I walked up the road – what is the name of it? Hamilton Hotel Road? Itaewon Main Road? I have no idea… but any expat in Seoul will know what you mean if you call it either one of these. I decided to follow my feet wherever they took me and explore. I got lost in that I don’t know exactly where I am, but I can see a landmark, so it’s all good kind of way. On quiet back streets, I bowed to the people I saw and looked around – chickens hanging in windows, pots of sage and impatiens and aloe sitting outside rundown buildings. I climbed hills so steep they become stair steps. As I got closer to the main road again, the scenery changed – an international market, no-pork restaurants, prayer rug store and Asalaam alaikum greetings.
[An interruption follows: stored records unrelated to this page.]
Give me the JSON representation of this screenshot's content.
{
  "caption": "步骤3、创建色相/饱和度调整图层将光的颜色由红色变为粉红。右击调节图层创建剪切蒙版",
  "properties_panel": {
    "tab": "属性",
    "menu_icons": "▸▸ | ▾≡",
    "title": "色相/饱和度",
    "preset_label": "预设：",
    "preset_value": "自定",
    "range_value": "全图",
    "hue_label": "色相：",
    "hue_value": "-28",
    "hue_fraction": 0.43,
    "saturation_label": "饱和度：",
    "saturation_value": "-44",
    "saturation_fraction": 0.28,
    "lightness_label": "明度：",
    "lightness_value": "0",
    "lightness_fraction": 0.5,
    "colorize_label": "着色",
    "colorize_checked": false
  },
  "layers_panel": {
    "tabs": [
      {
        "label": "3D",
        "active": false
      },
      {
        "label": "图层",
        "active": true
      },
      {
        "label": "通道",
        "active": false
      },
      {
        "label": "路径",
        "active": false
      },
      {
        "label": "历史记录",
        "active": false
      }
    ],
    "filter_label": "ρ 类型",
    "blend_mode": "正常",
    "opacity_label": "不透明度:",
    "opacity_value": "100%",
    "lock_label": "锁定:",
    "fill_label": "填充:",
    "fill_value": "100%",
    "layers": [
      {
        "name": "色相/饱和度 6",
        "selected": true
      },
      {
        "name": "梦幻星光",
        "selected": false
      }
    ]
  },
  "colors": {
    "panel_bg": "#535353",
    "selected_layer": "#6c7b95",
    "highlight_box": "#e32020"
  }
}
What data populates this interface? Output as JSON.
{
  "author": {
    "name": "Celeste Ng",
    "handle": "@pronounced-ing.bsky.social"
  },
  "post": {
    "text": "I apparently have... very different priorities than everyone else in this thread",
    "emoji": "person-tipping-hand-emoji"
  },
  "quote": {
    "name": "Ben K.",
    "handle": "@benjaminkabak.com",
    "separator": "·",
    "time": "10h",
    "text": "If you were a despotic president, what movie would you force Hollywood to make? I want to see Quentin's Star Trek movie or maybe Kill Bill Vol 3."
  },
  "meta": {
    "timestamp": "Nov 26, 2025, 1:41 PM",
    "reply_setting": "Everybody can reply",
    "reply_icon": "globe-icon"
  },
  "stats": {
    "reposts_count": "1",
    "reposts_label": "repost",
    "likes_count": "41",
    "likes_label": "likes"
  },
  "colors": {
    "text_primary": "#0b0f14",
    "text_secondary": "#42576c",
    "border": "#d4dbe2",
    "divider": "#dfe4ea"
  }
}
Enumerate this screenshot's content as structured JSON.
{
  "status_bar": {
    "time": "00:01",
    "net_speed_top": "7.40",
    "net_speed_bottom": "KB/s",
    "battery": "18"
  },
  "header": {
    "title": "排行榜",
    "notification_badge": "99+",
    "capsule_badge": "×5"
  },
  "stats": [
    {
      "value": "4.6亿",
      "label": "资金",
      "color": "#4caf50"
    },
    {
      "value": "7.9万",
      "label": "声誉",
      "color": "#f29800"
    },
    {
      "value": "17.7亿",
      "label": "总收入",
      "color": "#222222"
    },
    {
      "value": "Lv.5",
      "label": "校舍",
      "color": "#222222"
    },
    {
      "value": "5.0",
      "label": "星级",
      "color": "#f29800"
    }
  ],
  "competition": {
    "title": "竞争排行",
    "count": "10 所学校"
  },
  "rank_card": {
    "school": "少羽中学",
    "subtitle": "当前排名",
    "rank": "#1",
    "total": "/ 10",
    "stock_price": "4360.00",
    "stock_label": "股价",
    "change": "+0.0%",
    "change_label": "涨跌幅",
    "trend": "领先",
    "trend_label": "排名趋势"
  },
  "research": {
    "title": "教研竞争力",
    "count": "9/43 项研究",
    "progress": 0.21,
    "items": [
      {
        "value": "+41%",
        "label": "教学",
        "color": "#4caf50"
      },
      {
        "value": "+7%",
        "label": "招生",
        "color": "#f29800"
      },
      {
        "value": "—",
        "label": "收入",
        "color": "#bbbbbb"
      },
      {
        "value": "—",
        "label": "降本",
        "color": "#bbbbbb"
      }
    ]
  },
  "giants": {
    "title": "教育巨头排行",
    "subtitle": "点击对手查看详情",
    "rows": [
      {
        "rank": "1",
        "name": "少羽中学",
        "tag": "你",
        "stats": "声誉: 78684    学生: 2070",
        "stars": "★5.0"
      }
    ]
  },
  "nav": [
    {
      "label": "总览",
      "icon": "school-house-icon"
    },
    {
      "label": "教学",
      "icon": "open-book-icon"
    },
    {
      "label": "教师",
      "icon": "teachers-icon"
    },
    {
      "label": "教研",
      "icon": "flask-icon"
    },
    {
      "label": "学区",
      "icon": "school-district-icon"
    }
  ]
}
Soon I realized it was just about time to meet up with my friends, so I hurried down the road, twilight turning to darkness, and worked my way through chain smoking businessmen, Stepford-wife styled women, gaggles of soldiers. Crossing the tiniest street, I saw a woman pushing a man in his wheelchair. From his wheelchair, the man was pushing their suitcase. That is, they were trying to do this, trying to move through the crowd on the bumpy brick sidewalk. It was the lip of the curb that stopped them. It rose a good two inches above the sidewalk proper.

Can I help you? I asked them. Helping trumps meeting people for dinner I think. They gratefully said yes and we walked along, her still pushing him, me pushing their (heavy) suitcase, until we found our way to their hotel. Do you live here? Yes, for four years. Are you visiting? Yes, we are Dutch. Oh welcome to Korea! Have you been traveling a lot? Yes we just came from North Korea. *blink blink* Really? Is anyone not fascinated with North Korea? These nice Dutch people have movies. They were in the north YESTERDAY.  Whoa!

We exchanged numbers and names and phone numbers (my cell, their hotel). We’re having lunch on Tuesday. Perhaps one of the Muslim places I discovered? No matter. X and Y have promised to share their videos. I’ve promised to share my adopted city.

Nothing simply happens.

(Photo - my time teaching in Oregon.  One of the Saudi students put this on my head.  "You are Muslim in your heart" he said to me.  No disrespect is intended)

I met with the lovely X and Y.  The discussion was fascinating.  They had brought propaganda from No. Korea with them.  Here's what I feel I can publish safely:  The No. Korean factories they saw were shut down for maintenance when they were there.  They were not permitted to watch some young girls practicing for a dance performance.  They weren't permitted alone at any point.  When they started speaking Dutch, their driver was changed within a very short time.  All the propaganda had very fat leaders talking to gaunt workers.  The two folks who met with me were really lovely people.  They did not say anything bad about North Korea.  They talked about how confusing it was at times.  But that is normal for cultural differences, no?